When the pilot aired in April of 1990, I was just short of two months away from graduating the US Air Force Academy. I did watch some TV back then, I distinctly remember watching Star Trek: The Next Generation in our break room when it first aired, so I’m sure I would have watched or at least taped a show like Twin Peaks. Though maybe not. This is what it’s like to have a swiss cheese memory.
But I do know for sure that I watched season 2 in real time.
Because by Sept of 1990, I was a brand spanking new 2nd lieutenant on my first assignment, which was training for weather satellite operations in, of all places, Spokane, Washington. Right down the road from Twin Peaks. They rolled the dice and assigned me to NE Washington, can you believe it?
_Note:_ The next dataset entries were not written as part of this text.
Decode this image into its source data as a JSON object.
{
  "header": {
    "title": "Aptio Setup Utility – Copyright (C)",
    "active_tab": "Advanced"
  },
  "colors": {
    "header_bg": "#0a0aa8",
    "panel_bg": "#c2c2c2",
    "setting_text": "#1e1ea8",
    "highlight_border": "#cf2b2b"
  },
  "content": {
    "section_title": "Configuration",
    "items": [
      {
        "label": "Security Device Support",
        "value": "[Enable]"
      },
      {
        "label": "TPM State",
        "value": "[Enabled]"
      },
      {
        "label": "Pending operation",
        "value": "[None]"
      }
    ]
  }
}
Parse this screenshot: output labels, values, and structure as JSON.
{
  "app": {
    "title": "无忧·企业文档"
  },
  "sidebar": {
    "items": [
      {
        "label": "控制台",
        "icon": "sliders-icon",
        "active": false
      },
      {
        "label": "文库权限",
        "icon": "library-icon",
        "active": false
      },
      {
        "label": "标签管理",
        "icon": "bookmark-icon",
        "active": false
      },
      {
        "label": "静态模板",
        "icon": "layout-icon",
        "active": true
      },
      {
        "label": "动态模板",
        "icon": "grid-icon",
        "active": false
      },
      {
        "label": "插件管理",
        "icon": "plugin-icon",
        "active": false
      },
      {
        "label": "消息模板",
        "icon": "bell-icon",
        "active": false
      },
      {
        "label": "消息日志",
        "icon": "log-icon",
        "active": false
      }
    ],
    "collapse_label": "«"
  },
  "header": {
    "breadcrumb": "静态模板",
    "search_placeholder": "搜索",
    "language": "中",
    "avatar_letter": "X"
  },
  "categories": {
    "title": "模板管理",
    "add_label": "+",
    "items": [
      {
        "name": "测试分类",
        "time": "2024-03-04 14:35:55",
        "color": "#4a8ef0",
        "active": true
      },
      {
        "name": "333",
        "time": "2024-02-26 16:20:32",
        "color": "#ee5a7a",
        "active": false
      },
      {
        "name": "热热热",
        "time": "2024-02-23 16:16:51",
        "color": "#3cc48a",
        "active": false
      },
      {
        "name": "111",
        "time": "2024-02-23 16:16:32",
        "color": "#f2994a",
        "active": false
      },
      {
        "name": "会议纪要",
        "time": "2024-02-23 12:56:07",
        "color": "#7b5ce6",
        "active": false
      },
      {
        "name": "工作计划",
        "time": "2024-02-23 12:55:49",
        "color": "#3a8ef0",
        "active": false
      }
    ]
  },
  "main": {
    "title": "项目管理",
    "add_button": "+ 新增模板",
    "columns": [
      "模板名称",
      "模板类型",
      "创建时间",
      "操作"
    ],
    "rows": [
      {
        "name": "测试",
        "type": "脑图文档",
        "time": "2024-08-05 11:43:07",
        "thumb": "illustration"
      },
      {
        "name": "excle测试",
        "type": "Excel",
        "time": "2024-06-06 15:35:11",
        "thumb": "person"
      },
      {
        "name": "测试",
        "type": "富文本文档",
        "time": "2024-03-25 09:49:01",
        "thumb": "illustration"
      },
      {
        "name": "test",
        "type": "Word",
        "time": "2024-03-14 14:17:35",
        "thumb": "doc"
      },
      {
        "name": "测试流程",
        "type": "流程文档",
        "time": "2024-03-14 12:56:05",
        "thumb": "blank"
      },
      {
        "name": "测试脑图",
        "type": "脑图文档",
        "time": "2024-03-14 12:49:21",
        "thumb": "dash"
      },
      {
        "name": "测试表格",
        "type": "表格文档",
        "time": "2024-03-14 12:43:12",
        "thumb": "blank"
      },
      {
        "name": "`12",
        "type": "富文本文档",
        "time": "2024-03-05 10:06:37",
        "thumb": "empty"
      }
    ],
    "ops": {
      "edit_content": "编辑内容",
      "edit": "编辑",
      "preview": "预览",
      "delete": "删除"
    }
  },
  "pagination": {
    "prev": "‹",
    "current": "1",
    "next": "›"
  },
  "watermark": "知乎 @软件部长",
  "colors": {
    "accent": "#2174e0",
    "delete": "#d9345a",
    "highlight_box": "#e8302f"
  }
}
Now the way weather satellite ops works is you have a crew of 7 or 8 people on crew for a 12 hour shift, and the satellites pass over our antennas for about 15 minutes every one and a half hours. So there’s a lot of sitting around, playing Risk (which I got very good at) and cards (which I was already good at).
And we watched Twin Peaks.
Someone, not me, was responsible for recording the episode and bringing it in for mid shift. And as soon as the satellite “set”, we’d all run into the break room and hit play. We *obsessed* over it. Especially those little clips at the end for the next week’s episode. We’d pause the tape, play it out a bit more, pause again, just pouring over those little tidbits of what was to come and trying to decipher the clues. We’d keep talking about it the rest of the shift.
That is the feeling I remember. It was awesome. I was having the best time of my life, and Twin Peaks was a part of it. It will forever be locked in place for me as an integral part of that moment in time.
So I said there was also a moment. This would be the scene where Cooper and Harry pull over Leland, and he’s got his golf clubs and Maddy’s dead body in his trunk. Coop and Harry get distracted and Leland, standing behind them, hauls back with a gold club about to take a swing at one of the two of them. The girls, and probably even some of the guys, screamed. The scene is immediately defused and they send Leland on his way with a warning to drive safe. But oh man, we all had heart attacks. You can try to laugh it off nervously after something like that, but everyone knows you screamed, because they screamed too.
I don’t think that experience would have been the same sitting at home on the couch. Actually, I know it wouldn’t. I’ve always been a big fan of what I call “the movie experience”. It’s just not the same watching something, especially something you love, at home by yourself. When you can geek out with a bunch of people like you, all laughing, screaming and crying, together at the same moments, and then talk about it the rest of the night.. there’s just no replacement for that experience.
The closest I’ve come since then was Lost. We had season finale parties every year, a round table discussion at work the next day, and I had a really solid podcast I was listening to through most of it. That was great. For this Twin Peaks revival, as I’m told to call it, I’m hoping to bring that experience up a level. To become a more active participant in the social media aspect of it, and have that all night long discussion with a few hundred of my new closest friends.
So hey, thanks for being part of my experience..